This year, NOAA is expanding its glider program to provide more data on ocean water temperature as hurricanes develop. The gliders will provide real-time information on how colder or warmer water is weakening or boosting a hurricane, for example.
Up to 20 NOAA gliders will be deployed along the East Coast, in addition to 18 Navy gliders that will also send data to the forecasting models.
“The U.S. has been hit by only four Category 5 hurricanes and every single one of them was a tropical storm just three days out,’’ Graham said.
Investing in new systems to understand how and when storms intensify is crucial, he added. In order to “crack the nut’’ on hurricane intensity predictions, NOAA is upgrading its forecasting models and testing a system that would allow multiple storms to interact with one another in one single model. That will provide a more detailed picture and make forecasts more reliable, said Molly Baringer, deputy director of NOAA’s Atlantic Oceanographic and Meteorological Laboratory.

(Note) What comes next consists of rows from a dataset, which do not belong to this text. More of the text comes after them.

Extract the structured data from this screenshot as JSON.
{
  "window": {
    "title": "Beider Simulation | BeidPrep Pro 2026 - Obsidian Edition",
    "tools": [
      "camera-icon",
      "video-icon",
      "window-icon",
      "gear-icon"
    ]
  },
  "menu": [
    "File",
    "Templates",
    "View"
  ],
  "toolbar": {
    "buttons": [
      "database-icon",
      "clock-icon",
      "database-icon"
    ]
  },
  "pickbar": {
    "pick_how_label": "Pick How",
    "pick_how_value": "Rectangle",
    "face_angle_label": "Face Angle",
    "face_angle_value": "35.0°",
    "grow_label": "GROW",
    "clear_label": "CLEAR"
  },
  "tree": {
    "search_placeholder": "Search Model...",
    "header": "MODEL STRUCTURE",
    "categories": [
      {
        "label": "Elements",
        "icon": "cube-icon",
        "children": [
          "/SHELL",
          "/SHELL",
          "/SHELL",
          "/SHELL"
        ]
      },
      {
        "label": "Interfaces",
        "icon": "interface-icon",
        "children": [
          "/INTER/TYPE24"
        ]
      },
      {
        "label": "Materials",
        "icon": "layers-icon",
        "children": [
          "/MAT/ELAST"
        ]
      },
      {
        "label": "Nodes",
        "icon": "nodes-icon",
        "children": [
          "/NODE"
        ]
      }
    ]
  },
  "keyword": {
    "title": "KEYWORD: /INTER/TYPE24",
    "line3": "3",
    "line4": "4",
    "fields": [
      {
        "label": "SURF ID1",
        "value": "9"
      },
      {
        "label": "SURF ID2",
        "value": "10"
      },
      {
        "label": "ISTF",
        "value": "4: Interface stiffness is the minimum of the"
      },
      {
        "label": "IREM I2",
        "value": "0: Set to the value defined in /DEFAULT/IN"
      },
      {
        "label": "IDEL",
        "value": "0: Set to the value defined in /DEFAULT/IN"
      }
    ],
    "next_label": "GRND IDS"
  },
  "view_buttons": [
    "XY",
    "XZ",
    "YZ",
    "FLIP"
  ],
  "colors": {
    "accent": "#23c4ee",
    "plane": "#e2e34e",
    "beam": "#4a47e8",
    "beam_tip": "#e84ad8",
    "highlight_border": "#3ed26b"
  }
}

This new dynamical model, which is still in research phase, produced the most accurate forecast for Hurricane Isaac last year, she said. It was the only model that showed Isaac losing strength early on as it approached the Caribbean, because it was analyzed in conjunction with Hurricanes Florence and Helene.
But when forecasters looked at Isaac separately, as forecasting models are currently set up to do, the prediction was for the storm to remain a Category 1 hurricane longer, Baringer said.
The technology and science are getting more sophisticated every season yet the toughest challenge remains: communicating risks to the public.
NOAA and the National Hurricane Center have enlisted social scientists and behavioral specialists to improve hurricane preparedness communication and, hopefully, persuade people to heed their warnings even if this hurricane season starts out looking like a quiet one.